DATASET EXCERPTS START

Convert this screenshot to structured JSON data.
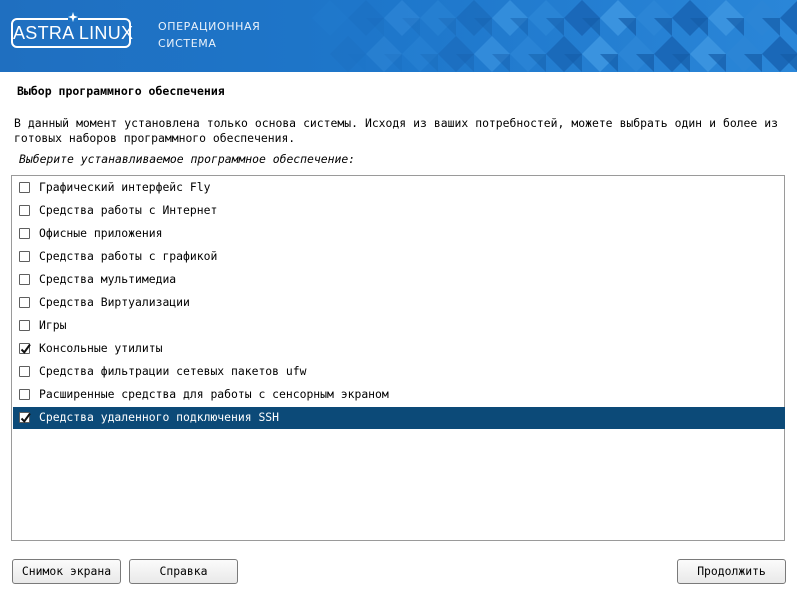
{
  "header": {
    "logo_text": "ASTRA LINUX",
    "subtitle_line1": "ОПЕРАЦИОННАЯ",
    "subtitle_line2": "СИСТЕМА"
  },
  "dialog": {
    "title": "Выбор программного обеспечения",
    "description": "В данный момент установлена только основа системы. Исходя из ваших потребностей, можете выбрать один и более из готовых наборов программного обеспечения.",
    "prompt": "Выберите устанавливаемое программное обеспечение:"
  },
  "software_list": [
    {
      "label": "Графический интерфейс Fly",
      "checked": false,
      "selected": false
    },
    {
      "label": "Средства работы с Интернет",
      "checked": false,
      "selected": false
    },
    {
      "label": "Офисные приложения",
      "checked": false,
      "selected": false
    },
    {
      "label": "Средства работы с графикой",
      "checked": false,
      "selected": false
    },
    {
      "label": "Средства мультимедиа",
      "checked": false,
      "selected": false
    },
    {
      "label": "Средства Виртуализации",
      "checked": false,
      "selected": false
    },
    {
      "label": "Игры",
      "checked": false,
      "selected": false
    },
    {
      "label": "Консольные утилиты",
      "checked": true,
      "selected": false
    },
    {
      "label": "Средства фильтрации сетевых пакетов ufw",
      "checked": false,
      "selected": false
    },
    {
      "label": "Расширенные средства для работы с сенсорным экраном",
      "checked": false,
      "selected": false
    },
    {
      "label": "Средства удаленного подключения SSH",
      "checked": true,
      "selected": true
    }
  ],
  "buttons": {
    "screenshot": "Снимок экрана",
    "help": "Справка",
    "continue": "Продолжить"
  },
  "colors": {
    "banner_blue": "#1e74c6",
    "selection": "#0c4a78"
  }
}
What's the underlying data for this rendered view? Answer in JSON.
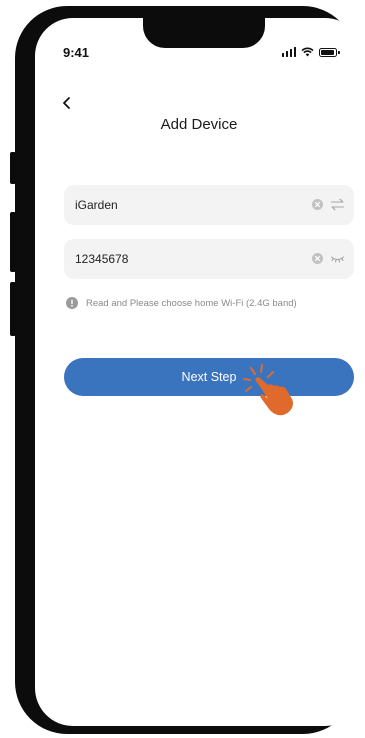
{
  "status": {
    "time": "9:41"
  },
  "header": {
    "title": "Add Device"
  },
  "form": {
    "ssid_value": "iGarden",
    "password_value": "12345678"
  },
  "hint": {
    "text": "Read and Please choose home Wi-Fi (2.4G band)"
  },
  "actions": {
    "next_label": "Next Step"
  },
  "colors": {
    "primary": "#3b74be",
    "pointer": "#e06a2b"
  },
  "icons": {
    "back": "chevron-left-icon",
    "clear": "clear-circle-icon",
    "swap": "swap-arrows-icon",
    "password_toggle": "eye-closed-icon",
    "info": "info-circle-icon",
    "pointer": "tap-hand-icon"
  }
}
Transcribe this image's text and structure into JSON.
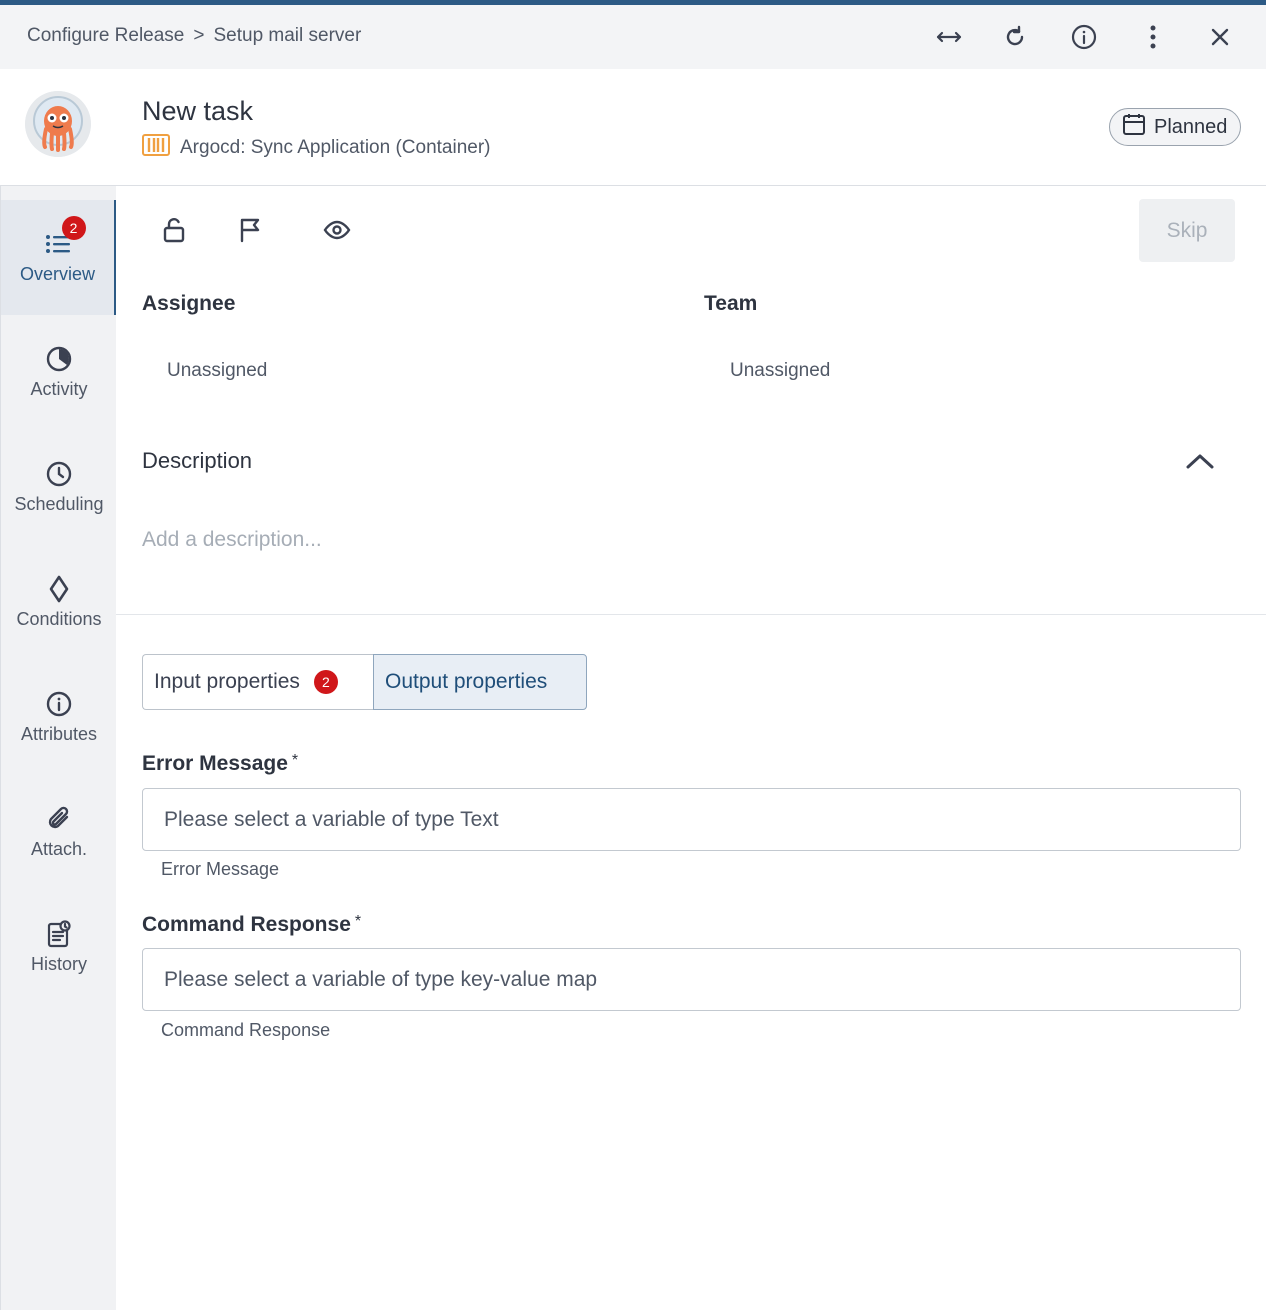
{
  "breadcrumb": {
    "parent": "Configure Release",
    "separator": ">",
    "current": "Setup mail server"
  },
  "titlebar_icons": [
    "expand-horizontal-icon",
    "refresh-icon",
    "info-icon",
    "more-vertical-icon",
    "close-icon"
  ],
  "task": {
    "title": "New task",
    "type_label": "Argocd: Sync Application (Container)",
    "status": "Planned"
  },
  "sidebar": {
    "items": [
      {
        "label": "Overview",
        "icon": "list-icon",
        "badge": "2",
        "active": true
      },
      {
        "label": "Activity",
        "icon": "activity-icon"
      },
      {
        "label": "Scheduling",
        "icon": "clock-icon"
      },
      {
        "label": "Conditions",
        "icon": "diamond-icon"
      },
      {
        "label": "Attributes",
        "icon": "info-icon"
      },
      {
        "label": "Attach.",
        "icon": "paperclip-icon"
      },
      {
        "label": "History",
        "icon": "history-icon"
      }
    ]
  },
  "toolbar": {
    "icons": [
      "lock-icon",
      "flag-icon",
      "eye-icon"
    ],
    "skip_label": "Skip"
  },
  "assignee": {
    "label": "Assignee",
    "value": "Unassigned"
  },
  "team": {
    "label": "Team",
    "value": "Unassigned"
  },
  "description": {
    "title": "Description",
    "placeholder": "Add a description..."
  },
  "properties_tabs": {
    "input_label": "Input properties",
    "input_badge": "2",
    "output_label": "Output properties",
    "active": "output"
  },
  "fields": [
    {
      "label": "Error Message",
      "required_mark": "*",
      "placeholder": "Please select a variable of type Text",
      "help": "Error Message"
    },
    {
      "label": "Command Response",
      "required_mark": "*",
      "placeholder": "Please select a variable of type key-value map",
      "help": "Command Response"
    }
  ],
  "colors": {
    "accent": "#2c5a85",
    "badge": "#d0171a",
    "sidebar_bg": "#f1f2f4"
  }
}
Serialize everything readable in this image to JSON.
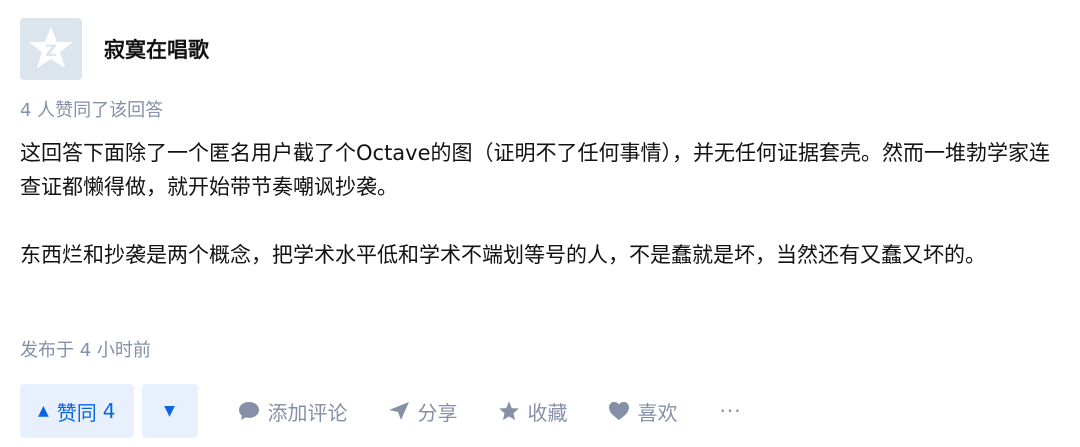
{
  "author": {
    "name": "寂寞在唱歌"
  },
  "votes_text": "4 人赞同了该回答",
  "content": {
    "paragraphs": [
      "这回答下面除了一个匿名用户截了个Octave的图（证明不了任何事情），并无任何证据套壳。然而一堆勃学家连查证都懒得做，就开始带节奏嘲讽抄袭。",
      "东西烂和抄袭是两个概念，把学术水平低和学术不端划等号的人，不是蠢就是坏，当然还有又蠢又坏的。"
    ]
  },
  "published_time": "发布于 4 小时前",
  "actions": {
    "upvote_label": "赞同",
    "upvote_count": "4",
    "comment_label": "添加评论",
    "share_label": "分享",
    "collect_label": "收藏",
    "like_label": "喜欢",
    "more_label": "···"
  },
  "colors": {
    "accent": "#0a66e0",
    "accent_bg": "#e8f0fd",
    "muted": "#8590a6"
  }
}
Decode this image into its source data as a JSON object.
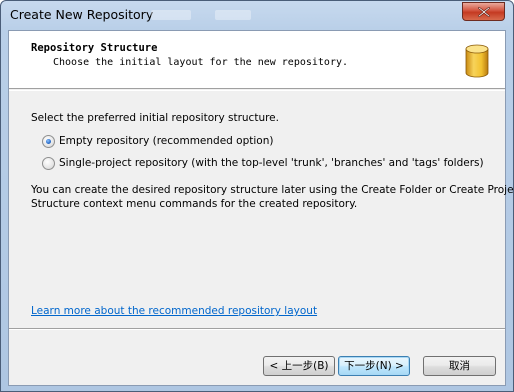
{
  "window": {
    "title": "Create New Repository"
  },
  "header": {
    "title": "Repository Structure",
    "subtitle": "Choose the initial layout for the new repository.",
    "icon": "database-cylinder-icon"
  },
  "main": {
    "prompt": "Select the preferred initial repository structure.",
    "options": [
      {
        "label": "Empty repository (recommended option)",
        "checked": true
      },
      {
        "label": "Single-project repository (with the top-level 'trunk', 'branches' and 'tags' folders)",
        "checked": false
      }
    ],
    "note_line1": "You can create the desired repository structure later using the Create Folder or Create Project",
    "note_line2": "Structure context menu commands for the created repository.",
    "learn_more_link": "Learn more about the recommended repository layout"
  },
  "footer": {
    "back_label": "< 上一步(B)",
    "next_label": "下一步(N) >",
    "cancel_label": "取消"
  },
  "colors": {
    "link": "#0066cc",
    "close_button": "#c43a22",
    "db_icon": "#f2c230"
  }
}
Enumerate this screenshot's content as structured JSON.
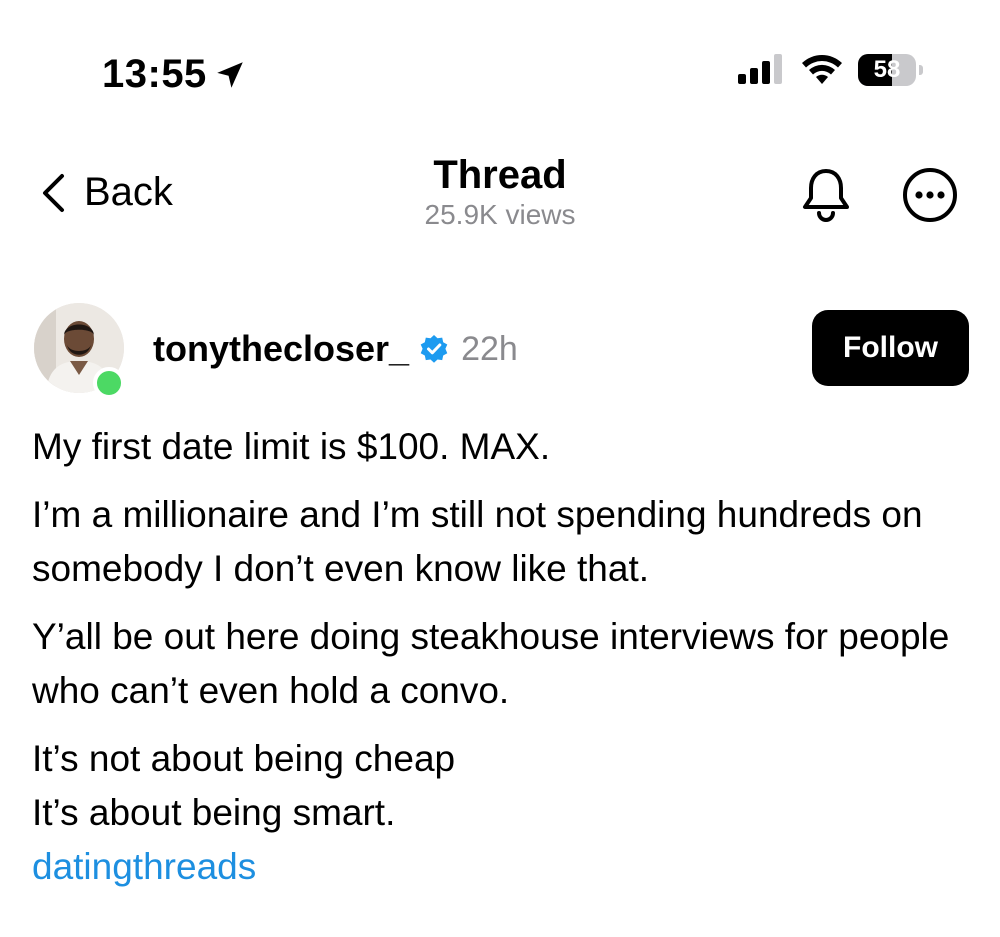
{
  "status_bar": {
    "time": "13:55",
    "battery": "58",
    "battery_level": 0.58
  },
  "nav": {
    "back_label": "Back",
    "title": "Thread",
    "subtitle": "25.9K views"
  },
  "post": {
    "username": "tonythecloser_",
    "time": "22h",
    "follow_label": "Follow",
    "paragraphs": [
      "My first date limit is $100. MAX.",
      "I’m a millionaire and I’m still not spending hundreds on somebody I don’t even know like that.",
      "Y’all be out here doing steakhouse interviews for people who can’t even hold a convo.",
      "It’s not about being cheap",
      "It’s about being smart."
    ],
    "tag": "datingthreads"
  },
  "colors": {
    "link": "#1d8fe0",
    "verified": "#1d9bf0",
    "online": "#4cd964",
    "secondary_text": "#8a8a8e"
  }
}
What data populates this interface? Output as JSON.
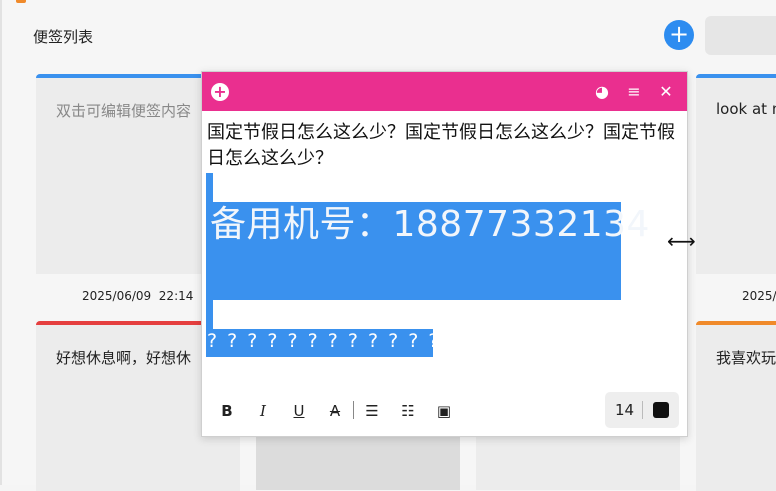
{
  "header": {
    "title": "便签列表",
    "add_icon": "plus-icon",
    "add_glyph": "+"
  },
  "cards": [
    {
      "text": "双击可编辑便签内容",
      "color": "#3a91ee",
      "date": "2025/06/09  22:14"
    },
    {
      "text": "look at m",
      "color": "#3a91ee",
      "date": "2025/"
    },
    {
      "text": "好想休息啊，好想休",
      "color": "#e53f3f"
    },
    {
      "text": "我喜欢玩",
      "color": "#f08a2a"
    }
  ],
  "note": {
    "header_color": "#ea2f8f",
    "icons": {
      "add": "plus-circle-icon",
      "palette": "palette-icon",
      "menu": "menu-icon",
      "close": "close-icon"
    },
    "glyphs": {
      "add": "+",
      "palette": "◕",
      "menu": "≡",
      "close": "✕"
    },
    "line1": "国定节假日怎么这么少？国定节假日怎么这么少？国定节假日怎么这么少？",
    "phone": "备用机号：18877332134",
    "question_line": "? ? ? ? ? ? ? ? ? ? ? ? ?",
    "selection_color": "#3a91ee",
    "toolbar": {
      "bold": "B",
      "italic": "I",
      "underline": "U",
      "strike": "A",
      "bullet_list_icon": "bullet-list-icon",
      "numbered_list_icon": "numbered-list-icon",
      "image_icon": "image-icon",
      "bullet_glyph": "☰",
      "numbered_glyph": "☷",
      "image_glyph": "▣",
      "font_size": "14",
      "text_color": "#111111"
    }
  },
  "cursor": {
    "icon": "resize-horizontal-icon",
    "glyph": "⟷"
  }
}
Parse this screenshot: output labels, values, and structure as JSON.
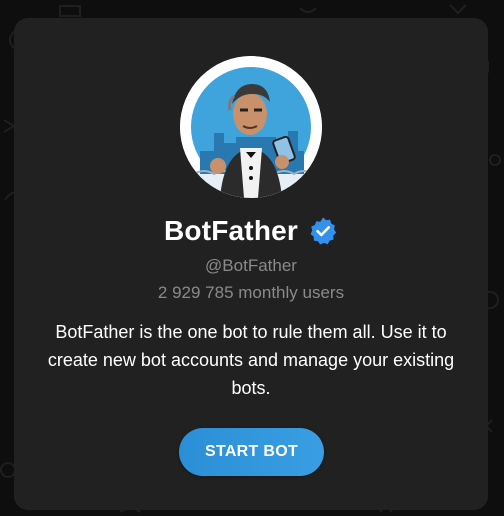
{
  "profile": {
    "name": "BotFather",
    "username": "@BotFather",
    "monthly_users": "2 929 785 monthly users",
    "description": "BotFather is the one bot to rule them all. Use it to create new bot accounts and manage your existing bots.",
    "verified": true,
    "avatar_icon": "botfather-avatar"
  },
  "actions": {
    "start_label": "START BOT"
  },
  "colors": {
    "background": "#0e0e0e",
    "card": "#212121",
    "accent": "#3390ec",
    "muted_text": "#8a8a8a"
  }
}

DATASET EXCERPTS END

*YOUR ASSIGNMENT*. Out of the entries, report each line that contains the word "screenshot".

*THE ANSWER*.
Convert this screenshot to structured JSON data.
    "screenshot": "Снимок экрана",
Enumerate this screenshot's content as structured JSON.
Parse this screenshot: output labels, values, and structure as JSON.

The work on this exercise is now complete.